ASA 124th Meeting New Orleans 1992 October

5pAA6. Measuring and predicting the effect of an audience.

J. S. Bradley

Acoust. Lab., Inst. for Res. in Construction, Natl. Res. Council, Ottawa, ON K1A 0R6, Canada
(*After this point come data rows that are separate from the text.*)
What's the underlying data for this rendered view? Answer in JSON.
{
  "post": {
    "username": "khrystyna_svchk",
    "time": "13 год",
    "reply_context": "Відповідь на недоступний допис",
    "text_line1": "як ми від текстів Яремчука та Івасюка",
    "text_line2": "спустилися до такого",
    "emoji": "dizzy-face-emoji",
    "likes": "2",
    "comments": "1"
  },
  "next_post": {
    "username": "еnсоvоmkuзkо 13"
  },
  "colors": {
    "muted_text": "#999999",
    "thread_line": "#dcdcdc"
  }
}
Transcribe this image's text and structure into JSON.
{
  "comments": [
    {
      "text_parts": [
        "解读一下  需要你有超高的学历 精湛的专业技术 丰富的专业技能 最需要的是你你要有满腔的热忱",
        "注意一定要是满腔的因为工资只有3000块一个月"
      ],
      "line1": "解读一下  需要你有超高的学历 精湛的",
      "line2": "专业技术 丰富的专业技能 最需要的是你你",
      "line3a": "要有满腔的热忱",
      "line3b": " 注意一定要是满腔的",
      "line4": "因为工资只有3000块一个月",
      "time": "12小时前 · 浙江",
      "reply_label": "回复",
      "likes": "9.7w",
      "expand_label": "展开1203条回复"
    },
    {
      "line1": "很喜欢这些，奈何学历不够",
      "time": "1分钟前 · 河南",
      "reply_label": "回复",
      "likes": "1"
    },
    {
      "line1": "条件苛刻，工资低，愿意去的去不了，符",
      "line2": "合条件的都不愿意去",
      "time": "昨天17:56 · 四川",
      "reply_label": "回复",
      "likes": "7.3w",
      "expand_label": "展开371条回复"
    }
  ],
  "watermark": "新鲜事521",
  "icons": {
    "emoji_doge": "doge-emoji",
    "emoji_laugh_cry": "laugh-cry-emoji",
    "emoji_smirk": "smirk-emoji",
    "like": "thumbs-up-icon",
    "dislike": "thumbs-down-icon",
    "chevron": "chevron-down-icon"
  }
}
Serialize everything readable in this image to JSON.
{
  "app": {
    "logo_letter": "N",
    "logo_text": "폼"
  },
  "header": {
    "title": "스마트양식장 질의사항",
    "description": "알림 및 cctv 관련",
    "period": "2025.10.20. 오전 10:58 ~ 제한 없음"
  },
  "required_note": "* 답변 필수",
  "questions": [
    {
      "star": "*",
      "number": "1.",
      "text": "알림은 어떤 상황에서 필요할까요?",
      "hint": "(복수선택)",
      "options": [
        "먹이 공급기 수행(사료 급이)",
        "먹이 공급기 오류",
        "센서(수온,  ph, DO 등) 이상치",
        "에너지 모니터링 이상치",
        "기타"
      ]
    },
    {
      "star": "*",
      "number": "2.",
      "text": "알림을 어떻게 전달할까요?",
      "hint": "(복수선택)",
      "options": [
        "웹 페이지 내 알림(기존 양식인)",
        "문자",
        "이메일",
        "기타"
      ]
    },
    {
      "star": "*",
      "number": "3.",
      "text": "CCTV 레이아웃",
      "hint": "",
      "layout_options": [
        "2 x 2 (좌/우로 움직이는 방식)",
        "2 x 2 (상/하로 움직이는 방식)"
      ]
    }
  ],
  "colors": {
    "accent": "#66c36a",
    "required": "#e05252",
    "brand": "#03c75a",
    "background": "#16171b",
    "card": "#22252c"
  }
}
Previous research has shown that the sound absorption of arrays of occupied and unoccupied theater chairs is related to the ratio of perimeter-to-area of a sample of chairs [J. Acoust. Soc. Am. 91, 1514--1524 (1992)]. This work has been extended by using sound absorption measurements of various sized samples of occupied and unoccupied chairs to predict the absorptive effect of audiences in auditoria. In the auditoria, a full range of modern room acoustics quantities were measured both with and without the audience present. This was accomplished using a maximum length sequence signal and fast Hadamard transform technique to obtain impulse responses without significantly disturbing the audience. The influence of the audience was measured in terms of changes to: reverberation times, early decay times, sound levels, early-to-late sound ratios, and lateral energy fractions. The effect of the audience on reverberation times was compared to the changes in the other quantities. The changes in reverberation times and the added absorption due to the audience is predictable from the reverberation time measurements.